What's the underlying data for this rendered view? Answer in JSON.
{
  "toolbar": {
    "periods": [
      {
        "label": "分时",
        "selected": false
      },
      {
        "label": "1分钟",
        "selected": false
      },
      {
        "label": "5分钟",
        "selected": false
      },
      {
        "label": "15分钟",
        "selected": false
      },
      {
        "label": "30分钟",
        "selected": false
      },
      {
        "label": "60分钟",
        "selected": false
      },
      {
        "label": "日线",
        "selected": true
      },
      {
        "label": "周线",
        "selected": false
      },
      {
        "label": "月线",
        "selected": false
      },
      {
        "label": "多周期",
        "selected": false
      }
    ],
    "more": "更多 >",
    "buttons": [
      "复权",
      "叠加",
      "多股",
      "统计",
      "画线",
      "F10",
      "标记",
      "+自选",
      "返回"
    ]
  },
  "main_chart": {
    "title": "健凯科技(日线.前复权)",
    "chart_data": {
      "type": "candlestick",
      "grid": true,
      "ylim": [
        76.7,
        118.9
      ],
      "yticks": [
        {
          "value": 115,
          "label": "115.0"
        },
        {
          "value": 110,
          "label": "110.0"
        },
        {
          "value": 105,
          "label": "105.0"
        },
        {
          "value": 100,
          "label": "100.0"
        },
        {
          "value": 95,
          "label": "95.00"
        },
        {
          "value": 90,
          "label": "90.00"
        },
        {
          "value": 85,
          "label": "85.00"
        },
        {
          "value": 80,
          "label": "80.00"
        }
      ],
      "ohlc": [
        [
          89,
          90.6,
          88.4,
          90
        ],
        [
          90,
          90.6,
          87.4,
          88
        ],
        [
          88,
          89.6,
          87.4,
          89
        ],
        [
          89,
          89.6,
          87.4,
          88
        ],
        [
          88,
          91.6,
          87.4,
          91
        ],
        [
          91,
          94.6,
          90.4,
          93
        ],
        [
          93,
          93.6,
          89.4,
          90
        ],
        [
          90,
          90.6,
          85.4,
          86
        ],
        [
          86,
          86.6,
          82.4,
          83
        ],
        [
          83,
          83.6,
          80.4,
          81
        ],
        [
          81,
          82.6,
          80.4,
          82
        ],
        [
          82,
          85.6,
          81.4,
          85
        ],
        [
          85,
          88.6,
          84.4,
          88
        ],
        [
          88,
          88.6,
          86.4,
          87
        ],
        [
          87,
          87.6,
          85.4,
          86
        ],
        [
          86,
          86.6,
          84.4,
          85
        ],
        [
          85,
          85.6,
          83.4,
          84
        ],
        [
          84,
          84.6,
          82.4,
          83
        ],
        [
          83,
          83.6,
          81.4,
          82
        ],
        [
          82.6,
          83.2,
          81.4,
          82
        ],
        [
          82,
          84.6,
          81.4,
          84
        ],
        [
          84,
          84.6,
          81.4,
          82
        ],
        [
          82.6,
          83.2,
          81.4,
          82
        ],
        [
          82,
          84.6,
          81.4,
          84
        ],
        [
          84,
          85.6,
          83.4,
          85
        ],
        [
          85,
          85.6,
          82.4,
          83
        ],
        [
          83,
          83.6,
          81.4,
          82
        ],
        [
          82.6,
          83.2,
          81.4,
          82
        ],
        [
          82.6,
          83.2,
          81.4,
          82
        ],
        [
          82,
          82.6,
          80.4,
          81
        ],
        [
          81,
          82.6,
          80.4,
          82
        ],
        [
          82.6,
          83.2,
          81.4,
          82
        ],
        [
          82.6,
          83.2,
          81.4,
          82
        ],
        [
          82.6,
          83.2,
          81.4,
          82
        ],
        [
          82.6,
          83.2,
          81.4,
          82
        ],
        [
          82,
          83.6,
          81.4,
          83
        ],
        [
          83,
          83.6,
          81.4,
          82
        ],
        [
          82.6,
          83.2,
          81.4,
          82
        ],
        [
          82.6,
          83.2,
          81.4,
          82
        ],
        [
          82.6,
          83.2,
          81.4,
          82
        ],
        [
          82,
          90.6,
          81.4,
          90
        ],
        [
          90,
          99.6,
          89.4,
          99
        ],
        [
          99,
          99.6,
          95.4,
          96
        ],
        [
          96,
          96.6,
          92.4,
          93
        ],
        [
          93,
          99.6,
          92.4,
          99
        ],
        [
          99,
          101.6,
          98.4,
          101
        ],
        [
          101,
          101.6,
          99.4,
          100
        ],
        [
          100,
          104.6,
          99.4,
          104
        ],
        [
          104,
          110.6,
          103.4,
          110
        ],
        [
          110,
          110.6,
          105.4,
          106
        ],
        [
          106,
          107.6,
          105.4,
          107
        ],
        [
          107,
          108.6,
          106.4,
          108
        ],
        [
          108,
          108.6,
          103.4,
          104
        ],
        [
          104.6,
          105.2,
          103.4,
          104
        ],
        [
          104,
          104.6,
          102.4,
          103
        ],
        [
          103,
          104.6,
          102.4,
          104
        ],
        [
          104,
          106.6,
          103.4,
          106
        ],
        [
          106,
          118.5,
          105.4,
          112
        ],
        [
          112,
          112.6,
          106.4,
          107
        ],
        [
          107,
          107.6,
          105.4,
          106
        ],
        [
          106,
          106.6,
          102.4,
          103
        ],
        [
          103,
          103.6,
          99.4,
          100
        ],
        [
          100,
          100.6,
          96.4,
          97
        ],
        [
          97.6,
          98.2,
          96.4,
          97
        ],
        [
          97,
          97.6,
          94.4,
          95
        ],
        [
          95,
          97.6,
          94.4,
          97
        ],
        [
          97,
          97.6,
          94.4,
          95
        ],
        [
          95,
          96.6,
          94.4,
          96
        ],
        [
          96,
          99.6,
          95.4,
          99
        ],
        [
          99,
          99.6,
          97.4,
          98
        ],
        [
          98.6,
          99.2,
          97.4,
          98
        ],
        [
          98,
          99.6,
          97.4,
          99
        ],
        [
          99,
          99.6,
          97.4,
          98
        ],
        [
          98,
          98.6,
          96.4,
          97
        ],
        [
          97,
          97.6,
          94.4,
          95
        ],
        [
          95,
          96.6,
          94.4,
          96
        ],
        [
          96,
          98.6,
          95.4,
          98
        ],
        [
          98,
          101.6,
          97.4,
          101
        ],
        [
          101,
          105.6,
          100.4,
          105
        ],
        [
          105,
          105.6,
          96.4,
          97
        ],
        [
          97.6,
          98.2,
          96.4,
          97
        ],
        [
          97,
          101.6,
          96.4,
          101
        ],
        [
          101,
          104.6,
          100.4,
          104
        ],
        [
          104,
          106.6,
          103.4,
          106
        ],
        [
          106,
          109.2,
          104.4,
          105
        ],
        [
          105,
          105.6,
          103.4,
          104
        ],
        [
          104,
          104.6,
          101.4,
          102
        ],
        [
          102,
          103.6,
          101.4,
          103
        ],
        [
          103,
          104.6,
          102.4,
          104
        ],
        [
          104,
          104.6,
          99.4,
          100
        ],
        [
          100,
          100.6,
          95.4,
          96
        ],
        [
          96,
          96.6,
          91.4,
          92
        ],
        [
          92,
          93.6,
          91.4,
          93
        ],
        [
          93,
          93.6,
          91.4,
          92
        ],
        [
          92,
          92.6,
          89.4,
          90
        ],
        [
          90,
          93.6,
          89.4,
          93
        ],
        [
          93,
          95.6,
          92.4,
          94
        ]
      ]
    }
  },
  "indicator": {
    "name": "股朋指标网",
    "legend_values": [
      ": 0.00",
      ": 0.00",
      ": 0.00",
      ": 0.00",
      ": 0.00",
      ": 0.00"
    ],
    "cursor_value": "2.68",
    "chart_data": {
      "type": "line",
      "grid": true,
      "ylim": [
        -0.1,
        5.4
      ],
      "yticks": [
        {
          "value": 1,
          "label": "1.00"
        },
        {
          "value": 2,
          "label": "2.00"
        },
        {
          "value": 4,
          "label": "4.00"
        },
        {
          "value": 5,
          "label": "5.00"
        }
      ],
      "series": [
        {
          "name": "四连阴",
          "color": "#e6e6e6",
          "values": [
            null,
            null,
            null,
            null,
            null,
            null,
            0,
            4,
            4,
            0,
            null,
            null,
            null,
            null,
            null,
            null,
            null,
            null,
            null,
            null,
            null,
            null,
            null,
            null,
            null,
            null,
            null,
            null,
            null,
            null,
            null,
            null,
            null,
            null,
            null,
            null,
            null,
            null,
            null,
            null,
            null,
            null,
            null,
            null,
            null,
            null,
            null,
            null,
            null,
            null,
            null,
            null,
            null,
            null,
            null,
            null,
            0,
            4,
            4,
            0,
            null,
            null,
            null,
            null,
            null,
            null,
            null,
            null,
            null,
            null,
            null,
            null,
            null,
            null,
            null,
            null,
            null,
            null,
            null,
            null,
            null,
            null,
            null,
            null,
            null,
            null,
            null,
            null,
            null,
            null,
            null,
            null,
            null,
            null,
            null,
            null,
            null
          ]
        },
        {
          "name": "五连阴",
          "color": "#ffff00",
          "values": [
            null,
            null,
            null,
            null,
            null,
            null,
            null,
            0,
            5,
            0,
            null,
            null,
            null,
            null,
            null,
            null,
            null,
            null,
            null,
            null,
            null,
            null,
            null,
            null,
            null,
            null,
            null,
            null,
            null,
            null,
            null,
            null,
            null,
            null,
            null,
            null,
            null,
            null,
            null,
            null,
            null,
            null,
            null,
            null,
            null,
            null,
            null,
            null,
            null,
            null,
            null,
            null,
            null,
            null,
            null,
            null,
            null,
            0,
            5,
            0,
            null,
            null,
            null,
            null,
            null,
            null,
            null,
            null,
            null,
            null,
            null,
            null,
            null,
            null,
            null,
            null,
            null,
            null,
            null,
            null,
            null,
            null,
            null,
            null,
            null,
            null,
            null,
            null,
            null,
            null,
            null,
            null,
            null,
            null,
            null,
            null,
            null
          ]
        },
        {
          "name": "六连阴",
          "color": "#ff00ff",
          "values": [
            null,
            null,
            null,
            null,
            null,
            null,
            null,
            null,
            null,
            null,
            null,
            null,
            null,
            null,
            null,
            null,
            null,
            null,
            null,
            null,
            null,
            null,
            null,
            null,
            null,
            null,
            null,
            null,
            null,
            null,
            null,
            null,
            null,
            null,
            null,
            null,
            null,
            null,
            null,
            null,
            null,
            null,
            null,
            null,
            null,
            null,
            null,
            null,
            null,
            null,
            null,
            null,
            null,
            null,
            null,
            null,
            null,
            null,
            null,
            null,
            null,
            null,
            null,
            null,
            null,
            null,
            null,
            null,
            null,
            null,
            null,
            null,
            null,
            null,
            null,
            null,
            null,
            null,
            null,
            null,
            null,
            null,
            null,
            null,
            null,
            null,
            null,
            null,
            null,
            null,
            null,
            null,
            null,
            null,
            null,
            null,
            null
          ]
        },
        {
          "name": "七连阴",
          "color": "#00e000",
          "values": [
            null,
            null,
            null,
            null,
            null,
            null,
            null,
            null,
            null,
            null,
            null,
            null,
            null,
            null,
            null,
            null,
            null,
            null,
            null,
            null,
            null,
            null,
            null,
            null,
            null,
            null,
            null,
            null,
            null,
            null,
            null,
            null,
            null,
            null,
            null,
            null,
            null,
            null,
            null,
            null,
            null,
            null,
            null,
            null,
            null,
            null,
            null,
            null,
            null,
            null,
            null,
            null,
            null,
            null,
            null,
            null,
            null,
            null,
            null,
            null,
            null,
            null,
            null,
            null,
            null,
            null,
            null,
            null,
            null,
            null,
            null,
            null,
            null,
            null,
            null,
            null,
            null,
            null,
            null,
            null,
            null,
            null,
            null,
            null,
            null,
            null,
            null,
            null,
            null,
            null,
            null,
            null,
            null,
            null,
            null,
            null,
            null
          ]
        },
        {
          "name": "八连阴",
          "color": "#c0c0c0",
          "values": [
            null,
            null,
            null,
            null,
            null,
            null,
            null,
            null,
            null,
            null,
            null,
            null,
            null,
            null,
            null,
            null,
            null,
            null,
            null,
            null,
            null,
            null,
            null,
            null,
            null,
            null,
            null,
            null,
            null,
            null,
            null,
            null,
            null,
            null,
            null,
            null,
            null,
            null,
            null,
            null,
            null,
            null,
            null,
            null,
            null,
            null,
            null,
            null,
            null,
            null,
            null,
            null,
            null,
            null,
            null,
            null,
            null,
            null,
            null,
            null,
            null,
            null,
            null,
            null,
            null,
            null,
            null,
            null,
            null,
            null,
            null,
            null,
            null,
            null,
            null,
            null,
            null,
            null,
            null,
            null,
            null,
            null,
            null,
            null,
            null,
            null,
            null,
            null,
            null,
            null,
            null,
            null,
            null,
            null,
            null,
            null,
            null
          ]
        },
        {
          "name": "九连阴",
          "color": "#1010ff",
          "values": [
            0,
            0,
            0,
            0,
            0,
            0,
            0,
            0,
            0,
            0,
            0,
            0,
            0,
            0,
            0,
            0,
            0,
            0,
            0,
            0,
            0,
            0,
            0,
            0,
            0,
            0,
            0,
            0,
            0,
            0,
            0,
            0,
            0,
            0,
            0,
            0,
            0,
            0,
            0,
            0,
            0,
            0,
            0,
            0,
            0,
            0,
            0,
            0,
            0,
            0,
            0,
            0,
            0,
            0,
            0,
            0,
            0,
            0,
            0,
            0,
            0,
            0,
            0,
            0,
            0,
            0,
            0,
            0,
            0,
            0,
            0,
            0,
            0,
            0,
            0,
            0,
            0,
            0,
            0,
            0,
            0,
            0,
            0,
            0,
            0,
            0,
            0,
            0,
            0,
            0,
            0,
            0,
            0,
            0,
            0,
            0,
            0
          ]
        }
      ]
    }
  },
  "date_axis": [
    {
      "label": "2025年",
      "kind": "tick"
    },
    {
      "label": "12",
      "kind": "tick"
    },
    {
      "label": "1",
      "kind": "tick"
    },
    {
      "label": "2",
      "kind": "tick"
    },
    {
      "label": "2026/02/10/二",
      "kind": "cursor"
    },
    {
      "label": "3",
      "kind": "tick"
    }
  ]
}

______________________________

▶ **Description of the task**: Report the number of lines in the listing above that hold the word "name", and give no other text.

▶ **Solution for this problem**: 7